McClatchy reports political violence in Iraq for Saturday:
– Around 7 a.m. mortar shells slammed into the Green Zone. A U.S. State Department spokesman in Baghdad confirmed the attack and said there were no deaths, injuries or significant damage due to the attack.
– Gunmen shot Shihab Al Timimi, the Iraqi journalists syndicate chief. He was injured in an area close to the syndicate’s headquarters in Al Waziriyah.
– Around 2 p.m. a roadside bomb targeted civilians in Beirut square, killing one civilian and injuring two others.
– Iraqi police found three bodies, one in Shaab, one in Al Qanat area and one in Saidiyah.
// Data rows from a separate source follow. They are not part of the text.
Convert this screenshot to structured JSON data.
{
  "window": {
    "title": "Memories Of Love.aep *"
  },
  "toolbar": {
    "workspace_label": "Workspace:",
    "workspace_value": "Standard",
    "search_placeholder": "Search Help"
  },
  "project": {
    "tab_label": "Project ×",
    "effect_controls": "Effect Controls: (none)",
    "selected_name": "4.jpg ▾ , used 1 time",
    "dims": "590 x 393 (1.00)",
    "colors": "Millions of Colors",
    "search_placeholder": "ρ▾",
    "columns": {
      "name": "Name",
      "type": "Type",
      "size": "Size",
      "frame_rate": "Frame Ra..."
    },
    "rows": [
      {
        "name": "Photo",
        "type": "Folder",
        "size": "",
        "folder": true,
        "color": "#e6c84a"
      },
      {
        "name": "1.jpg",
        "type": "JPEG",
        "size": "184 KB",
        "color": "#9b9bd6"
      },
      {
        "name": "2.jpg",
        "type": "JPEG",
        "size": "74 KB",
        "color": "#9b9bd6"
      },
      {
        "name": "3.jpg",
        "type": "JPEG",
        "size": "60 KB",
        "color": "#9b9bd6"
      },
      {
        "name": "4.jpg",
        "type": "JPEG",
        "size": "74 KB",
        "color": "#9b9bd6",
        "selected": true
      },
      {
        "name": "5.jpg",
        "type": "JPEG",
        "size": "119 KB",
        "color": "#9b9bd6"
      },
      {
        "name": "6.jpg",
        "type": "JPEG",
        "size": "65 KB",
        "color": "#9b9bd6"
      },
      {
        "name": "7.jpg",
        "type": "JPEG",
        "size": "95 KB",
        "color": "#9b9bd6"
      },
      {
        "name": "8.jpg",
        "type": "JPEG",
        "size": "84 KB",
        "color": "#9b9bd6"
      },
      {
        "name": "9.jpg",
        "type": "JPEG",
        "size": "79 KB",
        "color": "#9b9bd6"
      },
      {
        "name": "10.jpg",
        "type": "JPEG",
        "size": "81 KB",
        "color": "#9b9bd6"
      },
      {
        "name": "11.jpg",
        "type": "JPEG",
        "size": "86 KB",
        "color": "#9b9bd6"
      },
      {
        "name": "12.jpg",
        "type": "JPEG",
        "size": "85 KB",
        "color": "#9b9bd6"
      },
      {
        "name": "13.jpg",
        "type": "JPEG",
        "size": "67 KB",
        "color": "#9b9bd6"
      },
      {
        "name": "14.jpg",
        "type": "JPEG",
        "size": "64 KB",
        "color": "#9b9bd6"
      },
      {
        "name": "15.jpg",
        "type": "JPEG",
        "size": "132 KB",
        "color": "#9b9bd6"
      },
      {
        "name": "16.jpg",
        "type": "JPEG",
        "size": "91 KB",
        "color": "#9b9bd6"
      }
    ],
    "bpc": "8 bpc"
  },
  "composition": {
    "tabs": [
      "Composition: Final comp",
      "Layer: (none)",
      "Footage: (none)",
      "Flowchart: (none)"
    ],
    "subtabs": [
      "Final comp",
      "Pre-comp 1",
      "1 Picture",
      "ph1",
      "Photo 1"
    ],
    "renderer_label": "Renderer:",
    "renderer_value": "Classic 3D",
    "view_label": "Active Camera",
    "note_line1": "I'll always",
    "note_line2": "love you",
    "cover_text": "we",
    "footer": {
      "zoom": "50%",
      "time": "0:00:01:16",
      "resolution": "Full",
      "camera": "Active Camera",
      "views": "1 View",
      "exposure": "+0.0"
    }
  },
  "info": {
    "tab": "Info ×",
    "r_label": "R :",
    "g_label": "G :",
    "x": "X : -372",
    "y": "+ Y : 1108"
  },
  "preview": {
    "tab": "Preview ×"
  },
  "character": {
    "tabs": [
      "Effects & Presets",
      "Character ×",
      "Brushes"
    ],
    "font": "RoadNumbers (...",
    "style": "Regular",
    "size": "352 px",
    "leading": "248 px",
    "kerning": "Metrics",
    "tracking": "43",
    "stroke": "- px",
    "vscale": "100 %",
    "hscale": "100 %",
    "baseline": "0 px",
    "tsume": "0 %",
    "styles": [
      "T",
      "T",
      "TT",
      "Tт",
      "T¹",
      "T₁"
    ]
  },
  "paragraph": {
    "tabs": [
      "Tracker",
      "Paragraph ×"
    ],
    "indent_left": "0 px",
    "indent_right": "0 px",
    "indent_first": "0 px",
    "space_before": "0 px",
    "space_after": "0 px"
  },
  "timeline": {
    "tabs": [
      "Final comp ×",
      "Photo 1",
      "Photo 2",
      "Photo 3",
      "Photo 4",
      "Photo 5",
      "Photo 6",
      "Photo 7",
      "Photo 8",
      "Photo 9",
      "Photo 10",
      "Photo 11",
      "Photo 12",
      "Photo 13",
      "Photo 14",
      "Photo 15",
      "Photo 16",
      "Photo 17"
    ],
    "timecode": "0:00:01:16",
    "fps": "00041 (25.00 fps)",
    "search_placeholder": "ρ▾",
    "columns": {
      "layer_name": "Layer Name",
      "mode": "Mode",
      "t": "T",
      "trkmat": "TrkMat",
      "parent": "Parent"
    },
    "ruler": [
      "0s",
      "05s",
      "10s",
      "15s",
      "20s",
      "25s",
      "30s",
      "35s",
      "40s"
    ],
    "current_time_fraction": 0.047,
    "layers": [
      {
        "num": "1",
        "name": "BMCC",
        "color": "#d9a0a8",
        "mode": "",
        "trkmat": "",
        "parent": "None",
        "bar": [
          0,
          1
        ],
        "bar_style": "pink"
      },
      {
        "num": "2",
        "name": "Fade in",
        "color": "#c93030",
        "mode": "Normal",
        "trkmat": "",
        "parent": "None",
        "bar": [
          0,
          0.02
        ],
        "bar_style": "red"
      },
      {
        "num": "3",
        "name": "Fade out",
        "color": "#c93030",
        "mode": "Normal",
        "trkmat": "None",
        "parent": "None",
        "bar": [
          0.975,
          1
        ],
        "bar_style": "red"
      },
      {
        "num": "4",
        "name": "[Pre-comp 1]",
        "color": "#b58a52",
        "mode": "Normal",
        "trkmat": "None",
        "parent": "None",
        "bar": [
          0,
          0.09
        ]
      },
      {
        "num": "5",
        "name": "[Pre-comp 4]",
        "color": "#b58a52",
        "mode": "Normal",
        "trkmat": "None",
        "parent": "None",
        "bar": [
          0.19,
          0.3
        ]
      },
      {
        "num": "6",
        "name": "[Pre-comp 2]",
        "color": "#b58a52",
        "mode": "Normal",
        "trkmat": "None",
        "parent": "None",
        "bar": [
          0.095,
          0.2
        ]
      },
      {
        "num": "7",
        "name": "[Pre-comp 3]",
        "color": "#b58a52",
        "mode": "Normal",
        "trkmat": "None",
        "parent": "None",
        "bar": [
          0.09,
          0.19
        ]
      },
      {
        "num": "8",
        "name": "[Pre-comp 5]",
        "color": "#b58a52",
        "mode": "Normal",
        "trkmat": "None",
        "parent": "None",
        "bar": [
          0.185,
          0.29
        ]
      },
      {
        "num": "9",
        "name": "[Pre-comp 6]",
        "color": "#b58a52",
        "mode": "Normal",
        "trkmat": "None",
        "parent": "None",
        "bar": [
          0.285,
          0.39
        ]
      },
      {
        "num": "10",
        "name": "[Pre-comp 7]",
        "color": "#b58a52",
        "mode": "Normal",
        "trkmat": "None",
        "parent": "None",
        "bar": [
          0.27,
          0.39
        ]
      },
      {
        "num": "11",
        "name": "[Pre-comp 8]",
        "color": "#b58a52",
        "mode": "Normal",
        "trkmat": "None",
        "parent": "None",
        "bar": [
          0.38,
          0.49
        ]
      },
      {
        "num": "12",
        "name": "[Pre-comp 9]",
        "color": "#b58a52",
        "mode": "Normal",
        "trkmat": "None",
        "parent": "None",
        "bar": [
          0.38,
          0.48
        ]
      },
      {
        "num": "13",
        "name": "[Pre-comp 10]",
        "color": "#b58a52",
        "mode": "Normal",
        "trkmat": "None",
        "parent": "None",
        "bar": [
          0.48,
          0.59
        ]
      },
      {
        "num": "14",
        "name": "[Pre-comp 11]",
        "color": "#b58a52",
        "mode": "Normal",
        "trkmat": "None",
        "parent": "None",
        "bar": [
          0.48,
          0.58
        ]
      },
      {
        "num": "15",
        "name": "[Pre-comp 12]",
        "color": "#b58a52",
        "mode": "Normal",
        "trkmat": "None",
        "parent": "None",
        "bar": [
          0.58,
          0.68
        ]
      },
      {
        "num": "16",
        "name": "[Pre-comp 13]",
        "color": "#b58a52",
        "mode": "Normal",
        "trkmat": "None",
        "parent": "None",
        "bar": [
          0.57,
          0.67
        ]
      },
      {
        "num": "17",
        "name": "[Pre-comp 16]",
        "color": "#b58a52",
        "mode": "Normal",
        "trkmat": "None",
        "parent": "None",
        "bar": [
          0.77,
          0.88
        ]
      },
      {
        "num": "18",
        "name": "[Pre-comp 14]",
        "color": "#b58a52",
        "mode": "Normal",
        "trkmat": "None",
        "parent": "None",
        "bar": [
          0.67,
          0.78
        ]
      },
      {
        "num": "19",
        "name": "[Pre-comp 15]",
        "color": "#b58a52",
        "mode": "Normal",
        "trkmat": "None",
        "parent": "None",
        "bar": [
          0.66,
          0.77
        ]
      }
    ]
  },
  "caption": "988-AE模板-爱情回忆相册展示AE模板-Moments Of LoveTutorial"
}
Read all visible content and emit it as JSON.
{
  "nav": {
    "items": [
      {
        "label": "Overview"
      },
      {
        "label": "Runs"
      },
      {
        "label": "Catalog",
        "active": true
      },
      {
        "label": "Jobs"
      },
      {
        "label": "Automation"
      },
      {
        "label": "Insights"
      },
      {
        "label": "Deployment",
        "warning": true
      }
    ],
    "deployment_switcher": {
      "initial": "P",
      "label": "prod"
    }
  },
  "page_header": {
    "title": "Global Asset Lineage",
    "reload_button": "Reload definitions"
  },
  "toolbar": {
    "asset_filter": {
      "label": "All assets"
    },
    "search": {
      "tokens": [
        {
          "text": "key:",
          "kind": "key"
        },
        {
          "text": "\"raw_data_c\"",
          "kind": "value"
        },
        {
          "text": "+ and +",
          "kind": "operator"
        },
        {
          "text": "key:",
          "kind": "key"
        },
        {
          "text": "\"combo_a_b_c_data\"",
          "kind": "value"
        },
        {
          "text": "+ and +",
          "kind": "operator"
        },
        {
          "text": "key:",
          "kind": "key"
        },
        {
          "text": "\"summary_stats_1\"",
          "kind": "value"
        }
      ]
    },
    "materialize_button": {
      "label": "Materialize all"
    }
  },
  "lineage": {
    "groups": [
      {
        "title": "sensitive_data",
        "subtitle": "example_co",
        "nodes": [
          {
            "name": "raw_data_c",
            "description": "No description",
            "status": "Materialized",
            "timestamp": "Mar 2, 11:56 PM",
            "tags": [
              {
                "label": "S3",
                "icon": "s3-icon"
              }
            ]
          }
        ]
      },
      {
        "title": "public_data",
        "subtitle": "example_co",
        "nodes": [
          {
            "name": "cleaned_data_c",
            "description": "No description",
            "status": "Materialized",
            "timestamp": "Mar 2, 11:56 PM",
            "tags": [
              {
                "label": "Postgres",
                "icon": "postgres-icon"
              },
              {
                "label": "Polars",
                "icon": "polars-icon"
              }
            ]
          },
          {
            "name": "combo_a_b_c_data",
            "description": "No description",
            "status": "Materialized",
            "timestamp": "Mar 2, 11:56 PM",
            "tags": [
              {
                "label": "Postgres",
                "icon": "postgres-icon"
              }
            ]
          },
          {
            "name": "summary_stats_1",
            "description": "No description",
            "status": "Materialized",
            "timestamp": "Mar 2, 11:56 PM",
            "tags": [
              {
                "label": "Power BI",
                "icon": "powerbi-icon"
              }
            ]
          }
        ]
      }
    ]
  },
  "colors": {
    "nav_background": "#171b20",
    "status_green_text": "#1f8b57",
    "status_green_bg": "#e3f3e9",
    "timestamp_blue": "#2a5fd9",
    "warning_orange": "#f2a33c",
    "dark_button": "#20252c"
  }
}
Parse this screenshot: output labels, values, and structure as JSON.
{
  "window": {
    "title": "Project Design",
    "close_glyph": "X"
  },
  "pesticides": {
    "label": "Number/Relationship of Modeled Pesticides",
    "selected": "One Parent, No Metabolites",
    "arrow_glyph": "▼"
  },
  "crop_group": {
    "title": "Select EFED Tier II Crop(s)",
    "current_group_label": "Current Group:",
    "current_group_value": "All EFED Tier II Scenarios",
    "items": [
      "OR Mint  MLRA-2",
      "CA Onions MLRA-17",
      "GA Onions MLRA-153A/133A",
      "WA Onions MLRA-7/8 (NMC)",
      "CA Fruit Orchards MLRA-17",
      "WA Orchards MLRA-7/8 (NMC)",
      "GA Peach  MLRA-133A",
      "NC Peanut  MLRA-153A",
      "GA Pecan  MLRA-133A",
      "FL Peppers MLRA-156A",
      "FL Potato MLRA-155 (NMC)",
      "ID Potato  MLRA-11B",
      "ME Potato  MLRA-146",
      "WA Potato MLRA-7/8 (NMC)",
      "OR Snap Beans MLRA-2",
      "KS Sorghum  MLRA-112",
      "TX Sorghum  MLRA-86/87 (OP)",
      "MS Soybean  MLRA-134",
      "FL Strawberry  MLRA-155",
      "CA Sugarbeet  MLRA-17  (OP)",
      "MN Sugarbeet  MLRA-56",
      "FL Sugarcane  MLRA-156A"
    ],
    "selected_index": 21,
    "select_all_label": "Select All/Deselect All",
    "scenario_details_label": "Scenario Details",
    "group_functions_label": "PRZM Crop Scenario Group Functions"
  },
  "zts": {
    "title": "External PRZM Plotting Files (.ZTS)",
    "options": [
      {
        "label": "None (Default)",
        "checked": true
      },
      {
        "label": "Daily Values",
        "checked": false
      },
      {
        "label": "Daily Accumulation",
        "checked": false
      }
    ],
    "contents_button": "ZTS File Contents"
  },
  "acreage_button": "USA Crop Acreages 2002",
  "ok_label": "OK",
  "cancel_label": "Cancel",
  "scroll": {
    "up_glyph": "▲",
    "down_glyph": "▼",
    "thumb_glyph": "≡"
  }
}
– Around 11 a.m. three suicide bombers wearing vest bombs targeted Ibraheem Teeri, a tribal sheikh, in Al Shiha town north of Fallujah, killing Teeri and two policemen. . . [The attack was on a training center for Awakening Council members.]
– Around 9 a.m. a roadside bomb exploded in front of Nouri Khalil’s house, a member of Beiji city local council. It killed Khalil’s wife and son.
– Around 2 p.m. a roadside bomb targeted Iraqi police vehicle on a highway south of Samarra, killing two police officers and injuring three others.
– Iraqi police today on the Tigris River near Samarra chased a suicide bomber in a boat. The bomber was wearing a vest bomb and he detonated himself before the police could arrest him.’